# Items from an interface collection
---

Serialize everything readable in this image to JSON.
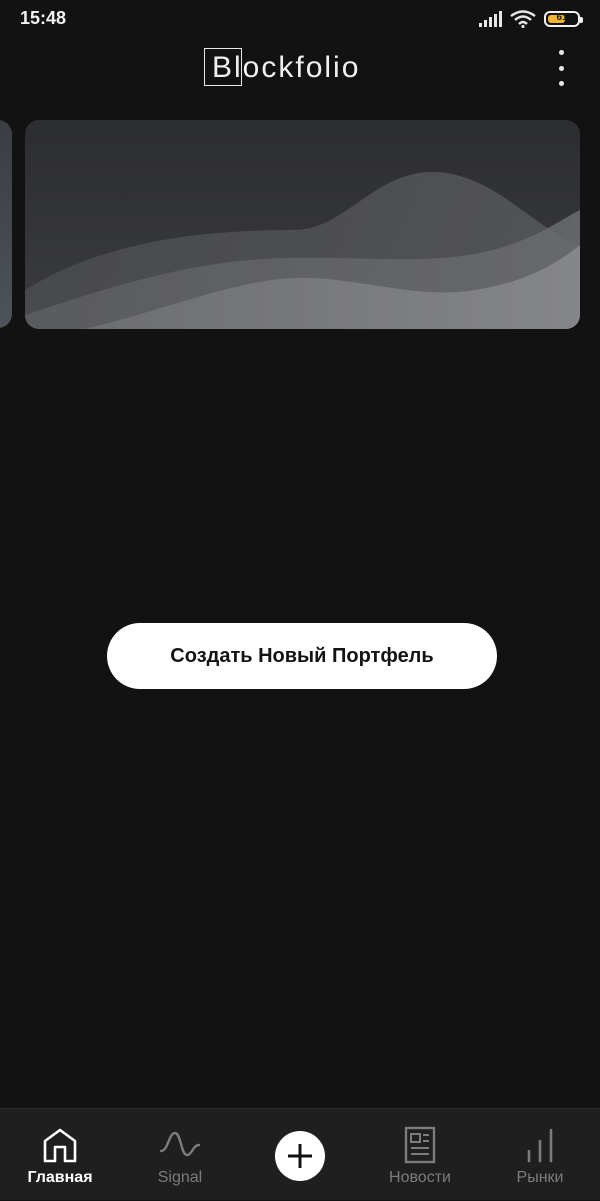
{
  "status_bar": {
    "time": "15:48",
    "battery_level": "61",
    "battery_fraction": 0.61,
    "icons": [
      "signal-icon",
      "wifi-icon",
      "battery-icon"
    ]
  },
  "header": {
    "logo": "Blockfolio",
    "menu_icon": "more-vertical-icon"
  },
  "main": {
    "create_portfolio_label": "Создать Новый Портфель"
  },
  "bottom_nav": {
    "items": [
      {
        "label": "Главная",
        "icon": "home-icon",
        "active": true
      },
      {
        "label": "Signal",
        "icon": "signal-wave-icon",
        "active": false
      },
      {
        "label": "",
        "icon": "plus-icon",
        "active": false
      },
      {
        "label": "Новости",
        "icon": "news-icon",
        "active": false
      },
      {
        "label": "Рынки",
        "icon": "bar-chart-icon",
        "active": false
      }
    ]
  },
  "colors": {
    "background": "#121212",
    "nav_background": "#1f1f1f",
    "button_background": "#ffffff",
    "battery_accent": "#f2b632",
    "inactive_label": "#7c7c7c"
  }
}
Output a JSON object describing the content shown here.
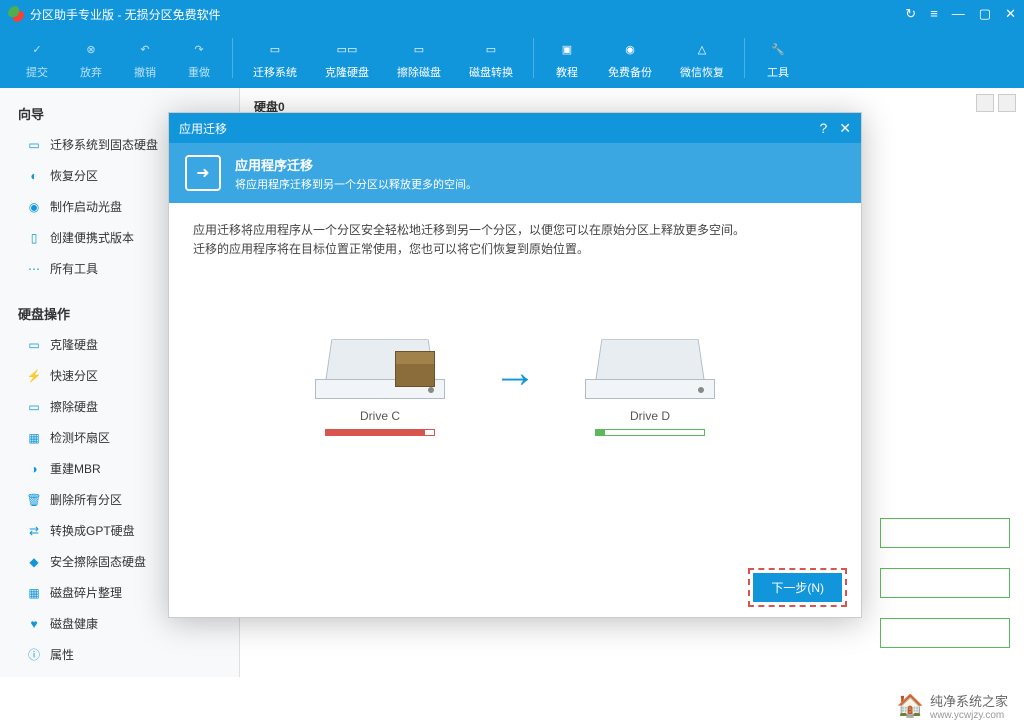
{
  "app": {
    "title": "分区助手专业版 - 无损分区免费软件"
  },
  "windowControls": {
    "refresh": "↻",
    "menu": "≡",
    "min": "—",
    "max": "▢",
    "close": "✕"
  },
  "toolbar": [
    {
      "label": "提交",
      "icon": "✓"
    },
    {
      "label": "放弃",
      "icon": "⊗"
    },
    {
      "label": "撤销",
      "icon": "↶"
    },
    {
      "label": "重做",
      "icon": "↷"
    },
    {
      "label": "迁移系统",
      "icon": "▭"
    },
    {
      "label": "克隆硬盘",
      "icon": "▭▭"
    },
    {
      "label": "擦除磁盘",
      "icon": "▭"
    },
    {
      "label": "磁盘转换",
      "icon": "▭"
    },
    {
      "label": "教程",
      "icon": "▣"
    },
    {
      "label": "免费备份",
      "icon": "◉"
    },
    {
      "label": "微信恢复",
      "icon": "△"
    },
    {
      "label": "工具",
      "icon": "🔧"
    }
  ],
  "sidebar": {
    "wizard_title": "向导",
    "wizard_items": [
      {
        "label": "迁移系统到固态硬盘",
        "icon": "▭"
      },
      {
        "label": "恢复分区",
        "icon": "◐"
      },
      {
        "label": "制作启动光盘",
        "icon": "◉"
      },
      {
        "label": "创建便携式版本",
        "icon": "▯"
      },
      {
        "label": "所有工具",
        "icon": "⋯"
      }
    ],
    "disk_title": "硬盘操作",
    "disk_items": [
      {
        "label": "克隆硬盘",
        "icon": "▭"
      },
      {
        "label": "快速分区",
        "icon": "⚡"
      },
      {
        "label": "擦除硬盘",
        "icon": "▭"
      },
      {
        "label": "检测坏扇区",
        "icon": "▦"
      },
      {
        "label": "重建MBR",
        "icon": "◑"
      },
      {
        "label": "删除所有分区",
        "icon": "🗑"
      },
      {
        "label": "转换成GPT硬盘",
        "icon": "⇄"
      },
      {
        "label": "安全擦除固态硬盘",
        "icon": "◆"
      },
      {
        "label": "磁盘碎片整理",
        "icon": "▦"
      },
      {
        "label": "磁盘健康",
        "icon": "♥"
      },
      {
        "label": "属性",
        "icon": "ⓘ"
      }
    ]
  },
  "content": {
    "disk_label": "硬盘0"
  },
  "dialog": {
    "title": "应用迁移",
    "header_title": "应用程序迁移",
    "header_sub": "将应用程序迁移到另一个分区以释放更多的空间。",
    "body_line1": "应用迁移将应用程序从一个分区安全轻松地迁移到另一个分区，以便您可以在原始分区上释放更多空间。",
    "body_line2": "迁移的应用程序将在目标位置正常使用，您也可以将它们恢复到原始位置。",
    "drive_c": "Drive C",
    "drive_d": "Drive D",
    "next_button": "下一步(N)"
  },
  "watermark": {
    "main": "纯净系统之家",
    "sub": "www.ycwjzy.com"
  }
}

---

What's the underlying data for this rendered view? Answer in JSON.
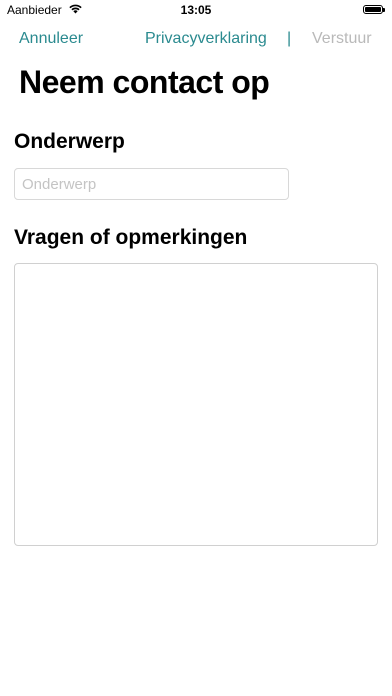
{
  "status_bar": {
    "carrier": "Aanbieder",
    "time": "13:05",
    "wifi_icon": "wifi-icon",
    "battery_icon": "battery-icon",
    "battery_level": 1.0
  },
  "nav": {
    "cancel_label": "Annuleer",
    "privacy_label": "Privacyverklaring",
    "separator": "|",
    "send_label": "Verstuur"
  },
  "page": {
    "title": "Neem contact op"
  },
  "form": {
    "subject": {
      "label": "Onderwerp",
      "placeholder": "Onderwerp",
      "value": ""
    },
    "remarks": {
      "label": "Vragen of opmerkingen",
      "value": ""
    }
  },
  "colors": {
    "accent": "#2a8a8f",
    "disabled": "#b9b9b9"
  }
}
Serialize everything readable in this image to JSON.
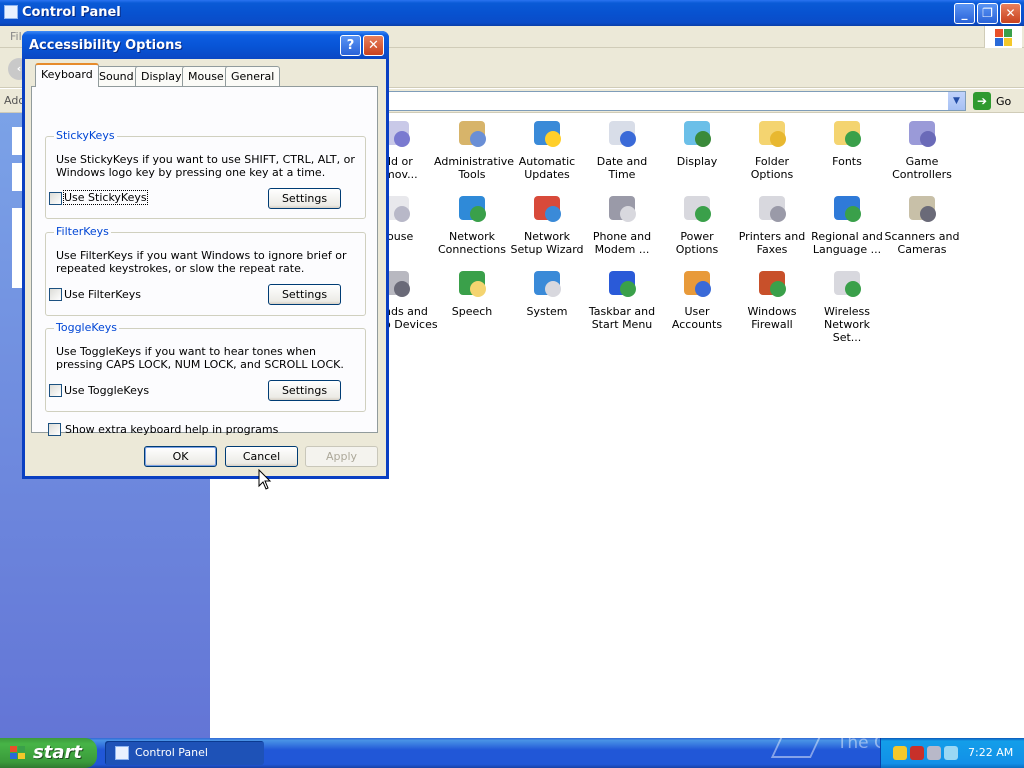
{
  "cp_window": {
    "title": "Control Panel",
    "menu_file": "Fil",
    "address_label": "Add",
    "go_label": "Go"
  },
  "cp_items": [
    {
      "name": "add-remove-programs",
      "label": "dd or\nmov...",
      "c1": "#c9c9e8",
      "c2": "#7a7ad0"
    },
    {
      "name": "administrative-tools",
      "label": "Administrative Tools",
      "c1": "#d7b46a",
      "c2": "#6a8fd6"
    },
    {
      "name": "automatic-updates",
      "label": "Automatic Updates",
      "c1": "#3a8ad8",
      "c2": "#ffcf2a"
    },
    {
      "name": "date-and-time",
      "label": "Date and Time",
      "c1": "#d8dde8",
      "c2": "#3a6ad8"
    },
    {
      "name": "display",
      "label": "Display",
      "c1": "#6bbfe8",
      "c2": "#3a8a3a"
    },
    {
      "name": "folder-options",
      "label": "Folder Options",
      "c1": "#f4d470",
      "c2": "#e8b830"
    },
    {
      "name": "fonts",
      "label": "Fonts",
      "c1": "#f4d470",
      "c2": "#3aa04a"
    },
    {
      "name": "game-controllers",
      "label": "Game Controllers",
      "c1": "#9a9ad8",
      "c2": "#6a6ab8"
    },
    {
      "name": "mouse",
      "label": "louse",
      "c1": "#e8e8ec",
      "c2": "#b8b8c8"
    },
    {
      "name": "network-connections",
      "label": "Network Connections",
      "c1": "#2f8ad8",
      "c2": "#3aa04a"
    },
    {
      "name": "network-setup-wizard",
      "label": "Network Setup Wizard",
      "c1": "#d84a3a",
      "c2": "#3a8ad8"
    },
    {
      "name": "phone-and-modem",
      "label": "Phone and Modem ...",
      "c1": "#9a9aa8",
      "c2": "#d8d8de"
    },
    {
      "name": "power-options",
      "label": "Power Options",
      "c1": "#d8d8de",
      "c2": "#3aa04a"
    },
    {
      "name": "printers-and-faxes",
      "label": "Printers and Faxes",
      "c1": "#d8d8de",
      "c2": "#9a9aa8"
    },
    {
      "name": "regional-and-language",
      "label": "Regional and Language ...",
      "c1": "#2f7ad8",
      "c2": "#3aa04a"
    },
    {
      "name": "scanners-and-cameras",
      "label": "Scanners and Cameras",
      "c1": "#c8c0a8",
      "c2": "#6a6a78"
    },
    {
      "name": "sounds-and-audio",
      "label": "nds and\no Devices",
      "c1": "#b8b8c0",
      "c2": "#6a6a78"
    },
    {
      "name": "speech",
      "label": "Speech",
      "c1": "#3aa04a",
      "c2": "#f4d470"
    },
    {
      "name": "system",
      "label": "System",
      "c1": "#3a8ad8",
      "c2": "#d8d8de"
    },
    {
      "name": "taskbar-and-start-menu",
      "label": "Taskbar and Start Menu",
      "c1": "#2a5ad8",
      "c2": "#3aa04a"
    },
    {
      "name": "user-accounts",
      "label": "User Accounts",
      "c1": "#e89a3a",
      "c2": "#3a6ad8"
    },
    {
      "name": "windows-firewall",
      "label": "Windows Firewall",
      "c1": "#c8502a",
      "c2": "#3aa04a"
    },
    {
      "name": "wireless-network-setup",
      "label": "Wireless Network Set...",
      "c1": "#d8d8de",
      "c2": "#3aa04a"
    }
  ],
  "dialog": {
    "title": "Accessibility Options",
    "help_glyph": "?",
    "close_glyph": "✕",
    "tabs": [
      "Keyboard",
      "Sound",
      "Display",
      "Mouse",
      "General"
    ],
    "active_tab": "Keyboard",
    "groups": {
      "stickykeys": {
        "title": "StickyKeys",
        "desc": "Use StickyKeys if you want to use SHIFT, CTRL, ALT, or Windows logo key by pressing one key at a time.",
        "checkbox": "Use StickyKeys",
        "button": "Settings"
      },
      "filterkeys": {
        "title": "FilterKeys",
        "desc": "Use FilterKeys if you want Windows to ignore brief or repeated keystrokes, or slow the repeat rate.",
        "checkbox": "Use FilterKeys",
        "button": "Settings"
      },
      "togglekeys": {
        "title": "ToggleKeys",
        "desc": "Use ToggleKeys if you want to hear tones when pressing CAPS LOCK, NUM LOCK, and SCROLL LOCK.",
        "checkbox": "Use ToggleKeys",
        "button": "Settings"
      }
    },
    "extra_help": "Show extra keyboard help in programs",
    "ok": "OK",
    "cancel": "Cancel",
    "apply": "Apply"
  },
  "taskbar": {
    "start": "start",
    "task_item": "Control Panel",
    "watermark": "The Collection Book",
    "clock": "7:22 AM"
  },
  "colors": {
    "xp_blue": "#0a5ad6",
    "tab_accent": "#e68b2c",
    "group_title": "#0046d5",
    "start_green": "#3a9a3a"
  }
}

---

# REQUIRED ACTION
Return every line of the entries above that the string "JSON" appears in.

# OUTPUT OF THE TASK
Serialize everything readable in this image to JSON.
Output a JSON object describing the content shown here.
What's the underlying data for this rendered view? Answer in JSON.
Serialize everything readable in this image to JSON.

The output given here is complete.